ь (lower case, upper case Ь) (italics: Ь, ь)
- The twenty-eighth letter of the Bulgarian Cyrillic alphabet is named ер малък (er malək, or "little er"). It is only ever used in front of the letter о (in шофьор, for example), and never at the beginning of a word. It modifies the "o" sound to "yo." If a "yo" sound is needed at the beginning of a word, the letters И or Й will be used instead. It is preceded in alphabetic order by Ъ and followed by Ю.
ь (lower case, upper case Ь)
- The thirtieth letter of the Russian Cyrillic alphabet.

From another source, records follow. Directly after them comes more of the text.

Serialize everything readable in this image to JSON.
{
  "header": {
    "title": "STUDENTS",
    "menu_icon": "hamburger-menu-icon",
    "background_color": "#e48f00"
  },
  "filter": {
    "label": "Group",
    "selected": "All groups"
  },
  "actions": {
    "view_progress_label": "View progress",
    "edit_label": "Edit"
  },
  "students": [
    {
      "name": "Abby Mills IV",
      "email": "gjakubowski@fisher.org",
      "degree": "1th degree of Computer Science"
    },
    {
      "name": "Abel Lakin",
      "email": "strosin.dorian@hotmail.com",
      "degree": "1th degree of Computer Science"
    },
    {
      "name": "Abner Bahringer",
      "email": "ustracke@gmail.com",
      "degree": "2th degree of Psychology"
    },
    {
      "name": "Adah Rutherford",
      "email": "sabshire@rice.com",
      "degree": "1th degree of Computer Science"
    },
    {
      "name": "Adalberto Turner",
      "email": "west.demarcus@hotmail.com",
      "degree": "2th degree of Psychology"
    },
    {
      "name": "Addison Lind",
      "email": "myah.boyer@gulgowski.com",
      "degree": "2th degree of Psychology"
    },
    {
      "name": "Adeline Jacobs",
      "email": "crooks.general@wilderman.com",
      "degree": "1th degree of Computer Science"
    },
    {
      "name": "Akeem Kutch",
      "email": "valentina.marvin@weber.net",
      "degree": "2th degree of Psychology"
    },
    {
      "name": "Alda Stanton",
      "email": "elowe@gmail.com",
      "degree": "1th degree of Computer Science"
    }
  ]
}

It is named мягкий знак (mjáxkij znak, or "soft sign") and it has no sound of its own, but modifies that of the preceding consonant, causing it to be pronounced soft (i.e., palatalized). In the alphabet, it is preceded by Ы and followed by Э.
- Less commonly, it just has a traditional orthographic usage with no phonetic meaning (like Russian туш 'flourish after a toast' and тушь 'India ink', both pronounced [tuʂ], but different in grammatical gender and declension), feminine nouns end with "ь". This rule only applies to nouns ending in ч, ш, ж and щ. Verbs in the 2nd person singular end in -ешь, -ёшь, -ишь, the final ш is pronounced as [ʂ].
- Also, it has a function of "separation sign" ("разделительный мягкий знак"): in Russian, vowels after the soft sign are pronounced separately from the previous consonant and are iotated (compare Russian льют [lʲjut] '(they) pour/cast' and лют [lʲut] '(he is) fierce').